Every year, without fail, I start the year full of optimism and hope. It’s human nature to reset on a cycle, put the past behind us and look ahead to the promise of a better future. We make resolutions and burn our regrets. This year will be better than the last. It has to be because it will be different and we will be learning from our mistakes.
But by the end of February, the coldness and darkness of winter has taken its toll on my psyche, the endless gray. And all my optimistic plans seem so…much. I’m tired, half-hibernating. I replay in my mind all the work it took last year to run this little farm. The constant toil, the stress of the weather, the timelines, the tasks that didn’t get done, the mental and physical strain of it all.
But farming is a cycle, circling around the seasons the way the Earth circles around the sun. And by the first of March, I know in my bones it’s time to sow seeds. It’s the only thing I look forward to in March. The novelty of snow has worn off by then and I start to seek out signs of spring emerging: birds singing again in the trees, geese flying south, hardy green shoots poking up from the frozen earth. Each sighting is like a little lift in my belly- it’s coming, spring is on its way!
I sow the first of my seeds: this year it was onions, peppers, parsley, and eggplant. Within days, the neon shoots of the onions emerge, each tipped with a little black seed cap. The sight of them feeds my eyes and my soul and I forget all about the work this season will bring. I’m uplifted once again and the cycle begins anew.
That’s all it takes for me to keep going. And it never gets old. Every year, I almost dread the task of sowing as many seeds as I do. I organize them in bags by length of transplant time (8-12 weeks, 6-8 weeks, 4 weeks, direct), and I putz around mixing my potting soil, laying out my heat mats, cleaning out the little greenhouse. It takes me approximately forever to prepare for the first little seeds. And it’s a bit of a chore. But when they sprout- oh the joy, I’m smitten with growing things all over again.
Eliot Coleman’s Soil Block Recipe
I often use plastic 72-cell trays to start my seedlings. But I’ve been experimenting with a more eco-friendly (and plant healthy) way using soil blocking. To do this, you need a soil blocker (available from seed suppliers such as Johnny’s or Amazon). The method and the recipe for mixing the soil to do this was pioneered by organic Maine farmer Eliot Coleman. Here is his soil block recipe.
A standard 10-quart bucket is the unit of measurement for the bulk ingredients. A standard 1 cup measure is used for the supplementary ingredients. The following recipe makes approximately 2 bushels of mix.
- 3 buckets brown peat (standard peat moss).
- ½ cup lime.
- 2 buckets perlite.
- 3 cups base fertilizer (equal parts blood meal, colloidal phosphate, and greensand). Mix thoroughly.
- 1 bucket garden soil.
- 2 buckets well-decomposed compost.

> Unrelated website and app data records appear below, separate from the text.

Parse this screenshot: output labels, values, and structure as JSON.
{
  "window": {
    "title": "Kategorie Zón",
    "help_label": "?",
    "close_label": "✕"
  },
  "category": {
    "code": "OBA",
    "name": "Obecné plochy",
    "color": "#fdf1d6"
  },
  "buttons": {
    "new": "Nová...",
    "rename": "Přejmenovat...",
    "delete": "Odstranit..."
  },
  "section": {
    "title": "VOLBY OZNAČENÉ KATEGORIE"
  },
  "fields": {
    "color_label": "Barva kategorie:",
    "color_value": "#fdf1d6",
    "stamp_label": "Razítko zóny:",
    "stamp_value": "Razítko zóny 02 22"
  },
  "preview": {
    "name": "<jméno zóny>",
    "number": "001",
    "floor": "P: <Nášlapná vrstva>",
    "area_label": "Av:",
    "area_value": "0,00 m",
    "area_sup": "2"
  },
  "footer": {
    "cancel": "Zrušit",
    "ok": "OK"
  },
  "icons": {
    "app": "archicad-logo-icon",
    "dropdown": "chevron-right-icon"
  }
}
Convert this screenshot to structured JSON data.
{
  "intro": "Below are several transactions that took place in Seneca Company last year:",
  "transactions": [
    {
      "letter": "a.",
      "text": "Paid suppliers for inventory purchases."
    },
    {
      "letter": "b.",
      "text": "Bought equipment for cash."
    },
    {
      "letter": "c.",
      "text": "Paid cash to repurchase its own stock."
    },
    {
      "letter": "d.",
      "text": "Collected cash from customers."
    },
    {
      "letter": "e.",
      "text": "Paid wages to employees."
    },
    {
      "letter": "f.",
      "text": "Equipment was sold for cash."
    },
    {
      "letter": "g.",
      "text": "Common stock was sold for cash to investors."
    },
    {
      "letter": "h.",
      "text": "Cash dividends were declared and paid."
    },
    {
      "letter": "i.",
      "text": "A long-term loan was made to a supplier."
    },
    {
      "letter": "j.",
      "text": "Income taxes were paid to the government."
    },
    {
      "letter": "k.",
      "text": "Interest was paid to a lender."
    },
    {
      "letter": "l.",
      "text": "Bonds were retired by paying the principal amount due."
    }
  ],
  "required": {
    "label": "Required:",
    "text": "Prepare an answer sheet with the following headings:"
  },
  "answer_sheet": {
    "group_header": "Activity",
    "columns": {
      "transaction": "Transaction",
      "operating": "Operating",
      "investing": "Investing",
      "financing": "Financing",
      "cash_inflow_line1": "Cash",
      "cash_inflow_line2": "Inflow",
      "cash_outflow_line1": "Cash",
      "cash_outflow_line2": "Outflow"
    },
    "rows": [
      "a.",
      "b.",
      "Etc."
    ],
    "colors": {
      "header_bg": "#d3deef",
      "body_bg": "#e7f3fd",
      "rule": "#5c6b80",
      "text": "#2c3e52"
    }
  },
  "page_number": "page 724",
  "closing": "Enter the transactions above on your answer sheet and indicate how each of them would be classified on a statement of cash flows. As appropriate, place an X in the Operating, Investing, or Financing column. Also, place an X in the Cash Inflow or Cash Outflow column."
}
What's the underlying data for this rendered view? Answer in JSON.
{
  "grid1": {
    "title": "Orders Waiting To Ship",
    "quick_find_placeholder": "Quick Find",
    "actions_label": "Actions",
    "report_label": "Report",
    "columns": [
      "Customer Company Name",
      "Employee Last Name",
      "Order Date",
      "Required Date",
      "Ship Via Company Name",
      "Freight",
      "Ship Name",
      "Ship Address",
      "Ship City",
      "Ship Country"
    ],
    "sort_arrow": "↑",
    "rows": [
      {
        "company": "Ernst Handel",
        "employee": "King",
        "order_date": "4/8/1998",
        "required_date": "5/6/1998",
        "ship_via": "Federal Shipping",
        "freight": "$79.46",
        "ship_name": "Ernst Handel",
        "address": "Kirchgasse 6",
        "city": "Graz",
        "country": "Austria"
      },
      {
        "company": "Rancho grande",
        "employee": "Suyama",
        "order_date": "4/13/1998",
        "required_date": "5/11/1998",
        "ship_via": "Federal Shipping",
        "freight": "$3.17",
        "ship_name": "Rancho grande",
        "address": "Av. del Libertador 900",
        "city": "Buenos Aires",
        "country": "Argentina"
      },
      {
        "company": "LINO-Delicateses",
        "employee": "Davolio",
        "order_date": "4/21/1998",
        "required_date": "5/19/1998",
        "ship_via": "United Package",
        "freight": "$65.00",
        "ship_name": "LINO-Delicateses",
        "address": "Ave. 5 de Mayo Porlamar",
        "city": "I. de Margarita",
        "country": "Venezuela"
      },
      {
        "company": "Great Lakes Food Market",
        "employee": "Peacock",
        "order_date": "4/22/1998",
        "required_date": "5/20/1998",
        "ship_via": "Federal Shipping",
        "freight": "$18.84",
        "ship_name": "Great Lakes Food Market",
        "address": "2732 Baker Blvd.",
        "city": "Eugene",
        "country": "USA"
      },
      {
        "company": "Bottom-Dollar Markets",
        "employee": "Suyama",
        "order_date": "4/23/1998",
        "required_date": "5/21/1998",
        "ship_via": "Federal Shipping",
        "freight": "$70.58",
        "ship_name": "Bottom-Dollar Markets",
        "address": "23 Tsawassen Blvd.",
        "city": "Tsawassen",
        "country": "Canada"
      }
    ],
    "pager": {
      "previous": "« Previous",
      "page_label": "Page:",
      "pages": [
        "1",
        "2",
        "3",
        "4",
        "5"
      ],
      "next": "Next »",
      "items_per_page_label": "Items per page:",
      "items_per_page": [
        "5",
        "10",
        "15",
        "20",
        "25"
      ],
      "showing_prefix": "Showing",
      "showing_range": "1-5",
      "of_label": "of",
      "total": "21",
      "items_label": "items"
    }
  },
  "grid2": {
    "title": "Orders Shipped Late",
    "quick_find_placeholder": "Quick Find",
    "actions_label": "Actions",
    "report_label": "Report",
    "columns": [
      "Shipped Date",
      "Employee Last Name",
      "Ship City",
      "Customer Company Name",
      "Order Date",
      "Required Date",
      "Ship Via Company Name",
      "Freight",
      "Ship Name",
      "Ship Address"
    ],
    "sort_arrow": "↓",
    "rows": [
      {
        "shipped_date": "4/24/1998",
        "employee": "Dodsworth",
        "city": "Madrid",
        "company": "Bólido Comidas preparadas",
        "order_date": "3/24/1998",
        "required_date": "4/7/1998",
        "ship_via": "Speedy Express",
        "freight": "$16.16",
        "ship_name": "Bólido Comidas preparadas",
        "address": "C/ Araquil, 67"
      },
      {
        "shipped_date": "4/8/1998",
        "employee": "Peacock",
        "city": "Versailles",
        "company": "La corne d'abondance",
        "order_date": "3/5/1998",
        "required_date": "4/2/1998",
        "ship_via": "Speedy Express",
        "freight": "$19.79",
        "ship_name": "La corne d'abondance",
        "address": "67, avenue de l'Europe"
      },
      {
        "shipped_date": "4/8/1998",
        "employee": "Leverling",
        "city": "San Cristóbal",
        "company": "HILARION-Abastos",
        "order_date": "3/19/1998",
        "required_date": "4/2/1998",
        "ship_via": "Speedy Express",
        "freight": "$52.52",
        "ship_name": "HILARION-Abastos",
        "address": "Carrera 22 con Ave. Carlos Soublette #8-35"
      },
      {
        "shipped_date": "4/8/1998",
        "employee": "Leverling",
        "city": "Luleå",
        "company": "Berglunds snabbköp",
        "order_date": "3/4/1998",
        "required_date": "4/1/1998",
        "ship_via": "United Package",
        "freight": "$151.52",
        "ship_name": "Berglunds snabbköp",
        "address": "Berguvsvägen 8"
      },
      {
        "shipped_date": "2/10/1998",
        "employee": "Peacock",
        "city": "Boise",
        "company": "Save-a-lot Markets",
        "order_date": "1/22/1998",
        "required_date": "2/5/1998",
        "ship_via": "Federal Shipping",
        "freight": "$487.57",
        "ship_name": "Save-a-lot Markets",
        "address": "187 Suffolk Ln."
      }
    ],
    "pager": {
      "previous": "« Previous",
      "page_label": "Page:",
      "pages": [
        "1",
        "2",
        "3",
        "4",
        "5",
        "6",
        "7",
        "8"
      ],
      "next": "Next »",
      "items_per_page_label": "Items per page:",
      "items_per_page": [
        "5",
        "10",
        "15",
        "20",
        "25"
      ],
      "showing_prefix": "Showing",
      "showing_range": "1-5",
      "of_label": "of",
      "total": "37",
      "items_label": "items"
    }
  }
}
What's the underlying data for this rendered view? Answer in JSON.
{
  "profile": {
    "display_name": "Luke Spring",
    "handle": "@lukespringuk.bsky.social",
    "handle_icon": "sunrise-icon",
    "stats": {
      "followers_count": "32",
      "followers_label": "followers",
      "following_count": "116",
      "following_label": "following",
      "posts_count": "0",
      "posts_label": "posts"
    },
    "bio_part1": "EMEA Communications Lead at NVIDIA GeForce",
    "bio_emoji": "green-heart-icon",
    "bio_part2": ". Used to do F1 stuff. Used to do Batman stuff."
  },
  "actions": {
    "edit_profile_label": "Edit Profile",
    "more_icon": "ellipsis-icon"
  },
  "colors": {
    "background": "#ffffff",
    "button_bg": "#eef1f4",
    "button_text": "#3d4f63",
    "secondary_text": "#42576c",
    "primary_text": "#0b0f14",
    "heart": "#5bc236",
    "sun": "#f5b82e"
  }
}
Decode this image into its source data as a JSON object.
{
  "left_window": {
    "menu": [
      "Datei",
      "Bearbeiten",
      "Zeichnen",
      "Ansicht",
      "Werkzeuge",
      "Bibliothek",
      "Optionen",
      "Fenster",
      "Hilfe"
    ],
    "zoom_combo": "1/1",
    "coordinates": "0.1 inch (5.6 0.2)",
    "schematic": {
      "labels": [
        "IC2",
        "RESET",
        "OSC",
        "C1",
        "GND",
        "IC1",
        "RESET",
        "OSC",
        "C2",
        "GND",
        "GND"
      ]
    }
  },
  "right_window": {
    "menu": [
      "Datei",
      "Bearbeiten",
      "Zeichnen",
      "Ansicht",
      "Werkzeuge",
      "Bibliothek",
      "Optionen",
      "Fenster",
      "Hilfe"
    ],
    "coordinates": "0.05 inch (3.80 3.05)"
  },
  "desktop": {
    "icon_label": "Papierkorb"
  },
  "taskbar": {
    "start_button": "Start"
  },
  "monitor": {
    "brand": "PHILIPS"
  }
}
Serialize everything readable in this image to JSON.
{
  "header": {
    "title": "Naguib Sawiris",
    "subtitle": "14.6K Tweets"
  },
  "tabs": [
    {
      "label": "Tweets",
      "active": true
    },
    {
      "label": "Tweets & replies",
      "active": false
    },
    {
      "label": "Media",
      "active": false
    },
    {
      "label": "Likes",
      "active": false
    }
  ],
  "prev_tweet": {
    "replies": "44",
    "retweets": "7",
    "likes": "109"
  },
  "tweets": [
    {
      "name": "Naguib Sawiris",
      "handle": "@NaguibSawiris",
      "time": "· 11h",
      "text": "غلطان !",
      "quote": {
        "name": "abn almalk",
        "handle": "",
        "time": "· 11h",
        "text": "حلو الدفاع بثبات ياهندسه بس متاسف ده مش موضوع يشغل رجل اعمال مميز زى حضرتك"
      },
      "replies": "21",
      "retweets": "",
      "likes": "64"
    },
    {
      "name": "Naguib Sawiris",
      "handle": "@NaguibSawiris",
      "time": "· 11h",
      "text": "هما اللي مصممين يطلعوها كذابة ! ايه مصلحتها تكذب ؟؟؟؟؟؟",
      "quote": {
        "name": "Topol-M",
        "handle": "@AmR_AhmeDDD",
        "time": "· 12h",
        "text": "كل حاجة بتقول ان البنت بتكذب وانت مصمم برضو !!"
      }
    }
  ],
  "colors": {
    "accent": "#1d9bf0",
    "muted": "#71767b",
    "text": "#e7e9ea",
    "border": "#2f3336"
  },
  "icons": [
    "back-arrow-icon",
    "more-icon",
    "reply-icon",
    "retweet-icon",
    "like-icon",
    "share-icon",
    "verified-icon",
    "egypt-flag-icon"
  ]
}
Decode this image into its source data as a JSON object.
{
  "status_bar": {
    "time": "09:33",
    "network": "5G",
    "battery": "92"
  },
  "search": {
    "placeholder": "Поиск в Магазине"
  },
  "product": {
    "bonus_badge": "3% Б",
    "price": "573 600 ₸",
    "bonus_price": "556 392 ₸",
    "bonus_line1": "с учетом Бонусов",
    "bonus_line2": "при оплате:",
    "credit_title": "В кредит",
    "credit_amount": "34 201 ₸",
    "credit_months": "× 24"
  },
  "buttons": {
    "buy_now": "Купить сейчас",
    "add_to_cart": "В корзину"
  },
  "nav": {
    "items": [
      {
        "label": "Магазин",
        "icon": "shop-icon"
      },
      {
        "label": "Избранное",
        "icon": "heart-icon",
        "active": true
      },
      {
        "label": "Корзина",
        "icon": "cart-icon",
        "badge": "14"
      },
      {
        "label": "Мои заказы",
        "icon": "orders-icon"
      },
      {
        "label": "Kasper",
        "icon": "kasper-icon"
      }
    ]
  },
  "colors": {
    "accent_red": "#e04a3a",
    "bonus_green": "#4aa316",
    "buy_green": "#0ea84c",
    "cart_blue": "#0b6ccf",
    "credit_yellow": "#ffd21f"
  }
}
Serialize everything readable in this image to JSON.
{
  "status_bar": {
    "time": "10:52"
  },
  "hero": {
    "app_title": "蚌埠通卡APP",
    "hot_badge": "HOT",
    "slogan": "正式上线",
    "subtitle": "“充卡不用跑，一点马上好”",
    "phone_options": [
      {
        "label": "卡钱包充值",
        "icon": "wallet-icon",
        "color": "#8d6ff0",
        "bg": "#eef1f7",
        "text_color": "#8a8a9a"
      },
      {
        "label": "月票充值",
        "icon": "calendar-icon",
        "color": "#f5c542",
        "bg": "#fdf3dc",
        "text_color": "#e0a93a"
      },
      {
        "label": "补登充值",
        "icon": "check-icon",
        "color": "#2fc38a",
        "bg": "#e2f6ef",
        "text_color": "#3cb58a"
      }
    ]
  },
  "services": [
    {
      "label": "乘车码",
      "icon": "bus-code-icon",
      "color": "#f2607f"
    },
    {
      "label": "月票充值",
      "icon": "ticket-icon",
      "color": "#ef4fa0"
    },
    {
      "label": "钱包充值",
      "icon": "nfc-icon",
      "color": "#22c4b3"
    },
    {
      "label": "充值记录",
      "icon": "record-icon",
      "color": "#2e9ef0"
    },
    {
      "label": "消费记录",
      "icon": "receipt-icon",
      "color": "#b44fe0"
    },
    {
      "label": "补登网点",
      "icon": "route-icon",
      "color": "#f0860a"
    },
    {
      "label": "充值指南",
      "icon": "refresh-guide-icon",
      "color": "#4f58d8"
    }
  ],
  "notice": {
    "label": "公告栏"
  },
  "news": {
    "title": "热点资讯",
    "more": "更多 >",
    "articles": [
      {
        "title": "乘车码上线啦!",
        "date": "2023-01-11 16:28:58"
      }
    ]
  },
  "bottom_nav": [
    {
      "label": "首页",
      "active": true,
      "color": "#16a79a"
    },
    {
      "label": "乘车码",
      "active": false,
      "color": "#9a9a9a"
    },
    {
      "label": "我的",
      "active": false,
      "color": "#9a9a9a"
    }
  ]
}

Mix all ingredients thoroughly.
Moisten the mix thoroughly using 1 part tepid water for every 3 parts blocking mix. Successful soil-block making depends on the mix being wet enough. The mix should have the consistency of soft putty or wet cement, so that a small amount of water oozes through small openings in the blocker as the blocks are made, and the individual blocks cling to the blocker until you are ready to release them.